- [Exercise objective]:
If a line in the listing includes the word "Murban", copy it out.

- [Records supplied]:
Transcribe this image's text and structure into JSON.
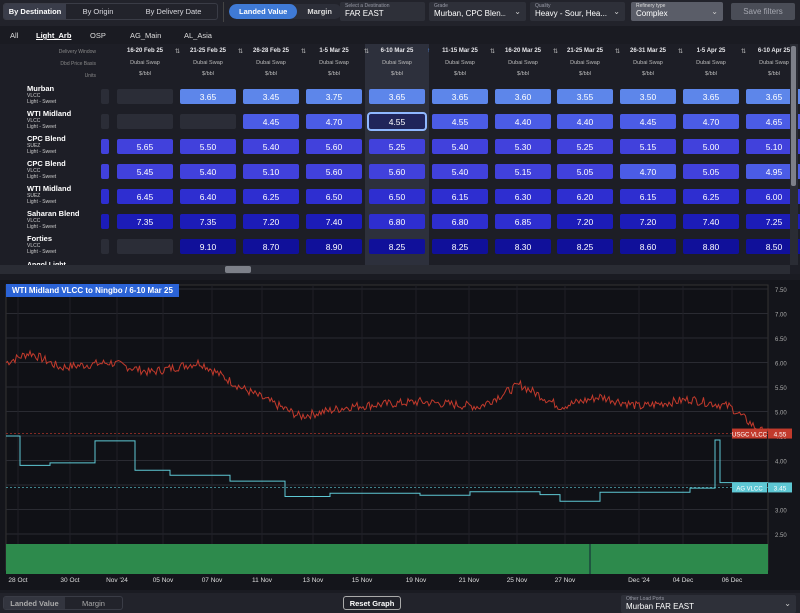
{
  "top": {
    "tabs": [
      "By Destination",
      "By Origin",
      "By Delivery Date"
    ],
    "mode": [
      "Landed Value",
      "Margin"
    ],
    "destination": {
      "label": "Select a Destination",
      "value": "FAR EAST"
    },
    "grade": {
      "label": "Grade",
      "value": "Murban, CPC Blen..."
    },
    "quality": {
      "label": "Quality",
      "value": "Heavy - Sour, Hea..."
    },
    "refinery": {
      "label": "Refinery type",
      "value": "Complex"
    },
    "save": "Save filters"
  },
  "subtabs": [
    "All",
    "Light_Arb",
    "OSP",
    "AG_Main",
    "AL_Asia"
  ],
  "grid": {
    "rowlabels": [
      "Delivery Window",
      "Dbd Price Basis",
      "Units"
    ],
    "columns": [
      "16-20 Feb 25",
      "21-25 Feb 25",
      "26-28 Feb 25",
      "1-5 Mar 25",
      "6-10 Mar 25",
      "11-15 Mar 25",
      "16-20 Mar 25",
      "21-25 Mar 25",
      "26-31 Mar 25",
      "1-5 Apr 25",
      "6-10 Apr 25"
    ],
    "basis": "Dubai Swap",
    "units": "$/bbl",
    "rows": [
      {
        "name": "Murban",
        "ship": "VLCC",
        "q": "Light - Sweet",
        "vals": [
          "",
          "3.65",
          "3.45",
          "3.75",
          "3.65",
          "3.65",
          "3.60",
          "3.55",
          "3.50",
          "3.65",
          "3.65"
        ]
      },
      {
        "name": "WTI Midland",
        "ship": "VLCC",
        "q": "Light - Sweet",
        "vals": [
          "",
          "",
          "4.45",
          "4.70",
          "4.55",
          "4.55",
          "4.40",
          "4.40",
          "4.45",
          "4.70",
          "4.65"
        ]
      },
      {
        "name": "CPC Blend",
        "ship": "SUEZ",
        "q": "Light - Sweet",
        "vals": [
          "5.65",
          "5.50",
          "5.40",
          "5.60",
          "5.25",
          "5.40",
          "5.30",
          "5.25",
          "5.15",
          "5.00",
          "5.10"
        ]
      },
      {
        "name": "CPC Blend",
        "ship": "VLCC",
        "q": "Light - Sweet",
        "vals": [
          "5.45",
          "5.40",
          "5.10",
          "5.60",
          "5.60",
          "5.40",
          "5.15",
          "5.05",
          "4.70",
          "5.05",
          "4.95"
        ]
      },
      {
        "name": "WTI Midland",
        "ship": "SUEZ",
        "q": "Light - Sweet",
        "vals": [
          "6.45",
          "6.40",
          "6.25",
          "6.50",
          "6.50",
          "6.15",
          "6.30",
          "6.20",
          "6.15",
          "6.25",
          "6.00"
        ]
      },
      {
        "name": "Saharan Blend",
        "ship": "VLCC",
        "q": "Light - Sweet",
        "vals": [
          "7.35",
          "7.35",
          "7.20",
          "7.40",
          "6.80",
          "6.80",
          "6.85",
          "7.20",
          "7.20",
          "7.40",
          "7.25"
        ]
      },
      {
        "name": "Forties",
        "ship": "VLCC",
        "q": "Light - Sweet",
        "vals": [
          "",
          "9.10",
          "8.70",
          "8.90",
          "8.25",
          "8.25",
          "8.30",
          "8.25",
          "8.60",
          "8.80",
          "8.50"
        ]
      }
    ],
    "partial": "Angol Light"
  },
  "chart": {
    "title": "WTI Midland VLCC to Ningbo / 6-10 Mar 25",
    "yticks": [
      "7.50",
      "7.00",
      "6.50",
      "6.00",
      "5.50",
      "5.00",
      "4.50",
      "4.00",
      "3.50",
      "3.00",
      "2.50"
    ],
    "xticks": [
      "28 Oct",
      "30 Oct",
      "Nov '24",
      "05 Nov",
      "07 Nov",
      "11 Nov",
      "13 Nov",
      "15 Nov",
      "19 Nov",
      "21 Nov",
      "25 Nov",
      "27 Nov",
      "Dec '24",
      "04 Dec",
      "06 Dec"
    ],
    "tags": [
      {
        "name": "USGC VLCC",
        "value": "4.55",
        "color": "#c23a2c"
      },
      {
        "name": "AG VLCC",
        "value": "3.45",
        "color": "#5ec8d4"
      }
    ]
  },
  "bottom": {
    "tabs": [
      "Landed Value",
      "Margin"
    ],
    "reset": "Reset Graph",
    "ports": {
      "label": "Other Load Ports",
      "value": "Murban FAR EAST"
    }
  }
}
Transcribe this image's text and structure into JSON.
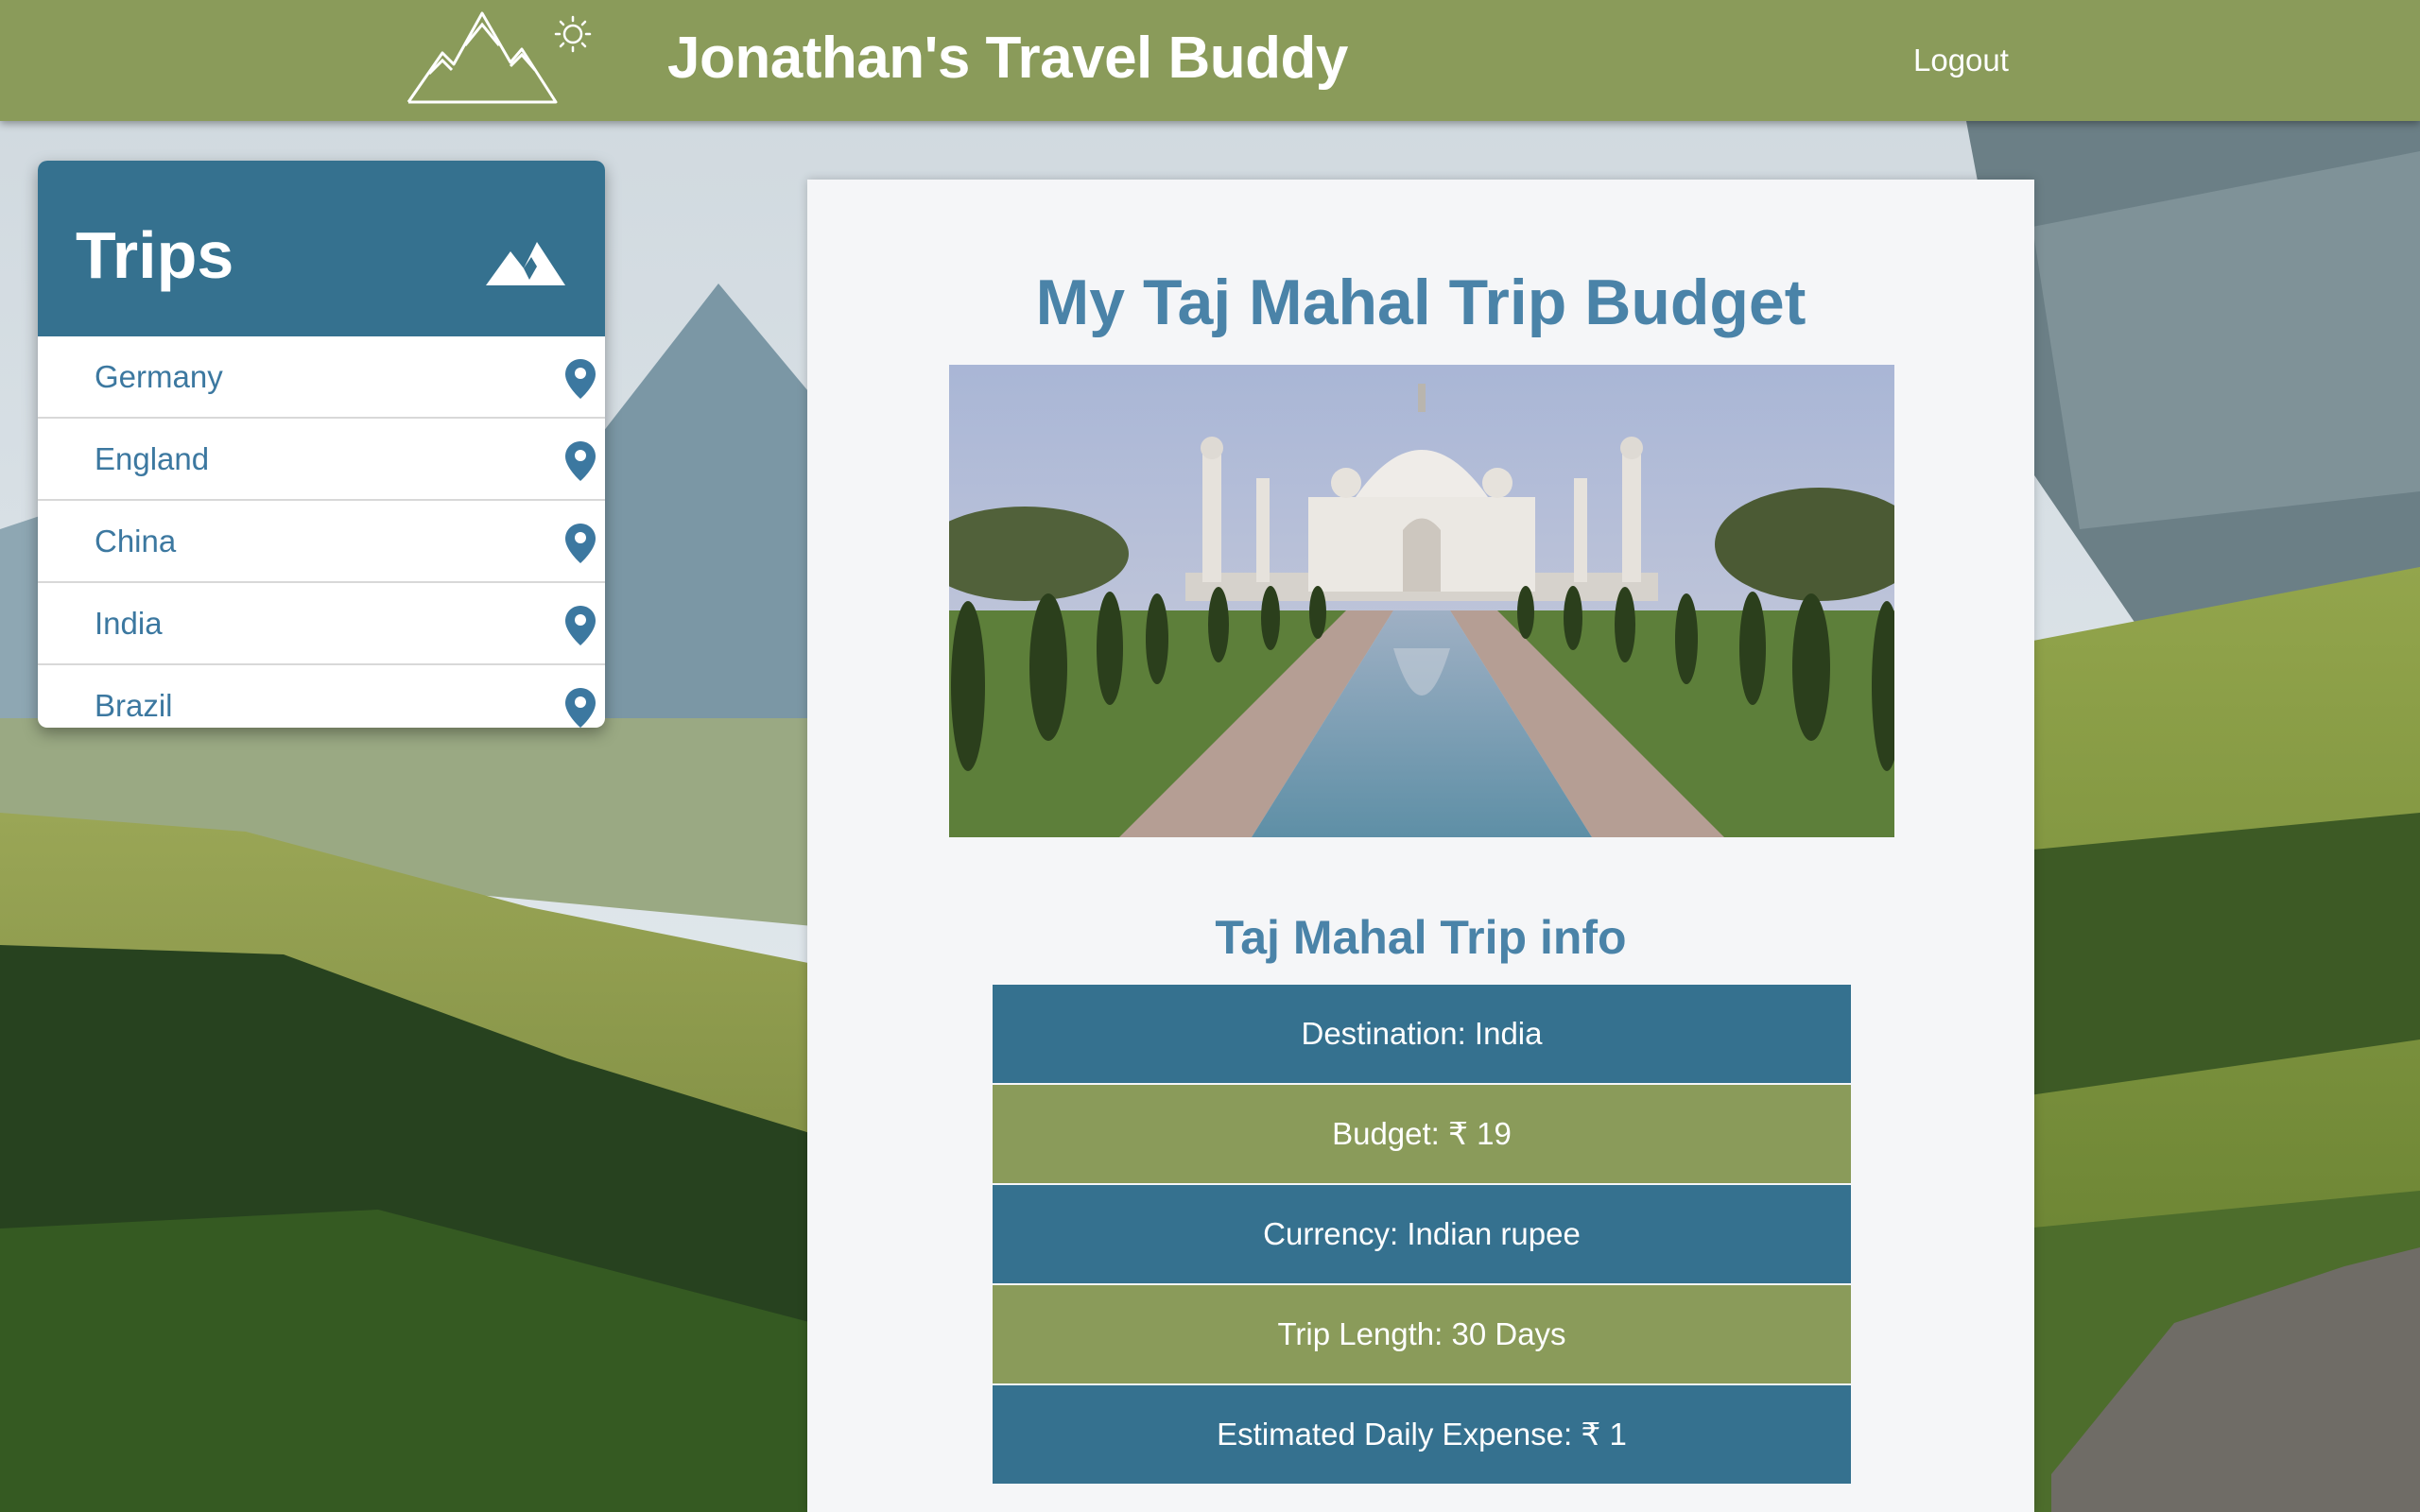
{
  "header": {
    "title": "Jonathan's Travel Buddy",
    "logout_label": "Logout",
    "logo_icon": "mountain-sun-logo-icon"
  },
  "sidebar": {
    "title": "Trips",
    "title_icon": "mountain-icon",
    "items": [
      {
        "label": "Germany",
        "icon": "map-pin-icon"
      },
      {
        "label": "England",
        "icon": "map-pin-icon"
      },
      {
        "label": "China",
        "icon": "map-pin-icon"
      },
      {
        "label": "India",
        "icon": "map-pin-icon"
      },
      {
        "label": "Brazil",
        "icon": "map-pin-icon"
      }
    ]
  },
  "main": {
    "title": "My Taj Mahal Trip Budget",
    "info_title": "Taj Mahal Trip info",
    "info_rows": [
      {
        "text": "Destination: India"
      },
      {
        "text": "Budget: ₹ 19"
      },
      {
        "text": "Currency: Indian rupee"
      },
      {
        "text": "Trip Length: 30 Days"
      },
      {
        "text": "Estimated Daily Expense: ₹ 1"
      }
    ]
  },
  "colors": {
    "header_green": "#8a9b5a",
    "sidebar_blue": "#35718f",
    "title_blue": "#4a83a8",
    "card_bg": "#f5f6f8"
  }
}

- [Response area]:
      "value": "Murban, CPC Blen..."
        "name": "Murban",
      "value": "Murban FAR EAST"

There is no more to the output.